→ **Problem**
Which of the lines in the listing that follows hold "label"? Pull each one out.

→ **Given records**
<<<<

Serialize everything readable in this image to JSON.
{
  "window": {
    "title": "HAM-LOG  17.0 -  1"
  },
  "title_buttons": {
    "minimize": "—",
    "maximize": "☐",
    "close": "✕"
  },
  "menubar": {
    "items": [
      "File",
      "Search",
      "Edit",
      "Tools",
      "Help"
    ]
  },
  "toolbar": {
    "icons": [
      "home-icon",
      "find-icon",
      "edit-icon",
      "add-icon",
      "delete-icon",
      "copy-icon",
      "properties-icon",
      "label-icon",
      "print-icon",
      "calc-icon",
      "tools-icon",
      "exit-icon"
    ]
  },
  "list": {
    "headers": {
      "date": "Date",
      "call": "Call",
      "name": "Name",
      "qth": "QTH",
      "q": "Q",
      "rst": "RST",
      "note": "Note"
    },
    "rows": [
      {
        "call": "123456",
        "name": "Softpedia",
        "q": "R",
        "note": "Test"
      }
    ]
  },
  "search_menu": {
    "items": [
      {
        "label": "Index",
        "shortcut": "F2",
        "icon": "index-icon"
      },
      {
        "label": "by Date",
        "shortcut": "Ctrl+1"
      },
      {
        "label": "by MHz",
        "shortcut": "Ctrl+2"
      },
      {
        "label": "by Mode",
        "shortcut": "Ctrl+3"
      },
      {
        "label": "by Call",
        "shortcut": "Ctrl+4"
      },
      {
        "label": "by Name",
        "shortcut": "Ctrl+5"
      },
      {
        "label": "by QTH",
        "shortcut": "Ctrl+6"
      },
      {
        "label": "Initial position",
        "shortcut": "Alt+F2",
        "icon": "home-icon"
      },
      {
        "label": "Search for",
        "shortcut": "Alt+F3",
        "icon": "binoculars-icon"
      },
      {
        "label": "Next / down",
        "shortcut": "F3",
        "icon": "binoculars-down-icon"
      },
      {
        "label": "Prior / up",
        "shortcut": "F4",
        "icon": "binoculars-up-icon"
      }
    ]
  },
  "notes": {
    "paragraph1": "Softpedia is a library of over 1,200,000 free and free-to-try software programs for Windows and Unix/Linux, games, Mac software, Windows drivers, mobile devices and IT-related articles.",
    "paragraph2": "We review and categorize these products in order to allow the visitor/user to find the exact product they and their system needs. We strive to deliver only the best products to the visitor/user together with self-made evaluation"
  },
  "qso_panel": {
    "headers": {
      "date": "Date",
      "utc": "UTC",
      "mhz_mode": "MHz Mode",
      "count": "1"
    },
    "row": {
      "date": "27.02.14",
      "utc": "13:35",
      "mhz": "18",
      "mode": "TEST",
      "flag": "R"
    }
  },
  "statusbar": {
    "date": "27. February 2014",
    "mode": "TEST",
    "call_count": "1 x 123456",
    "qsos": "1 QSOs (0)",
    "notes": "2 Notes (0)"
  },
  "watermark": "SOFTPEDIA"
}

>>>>

→ **Your response**
      "label-icon",
        "label": "Index",
        "label": "by Date",
        "label": "by MHz",
        "label": "by Mode",
        "label": "by Call",
        "label": "by Name",
        "label": "by QTH",
        "label": "Initial position",
        "label": "Search for",
        "label": "Next / down",
        "label": "Prior / up",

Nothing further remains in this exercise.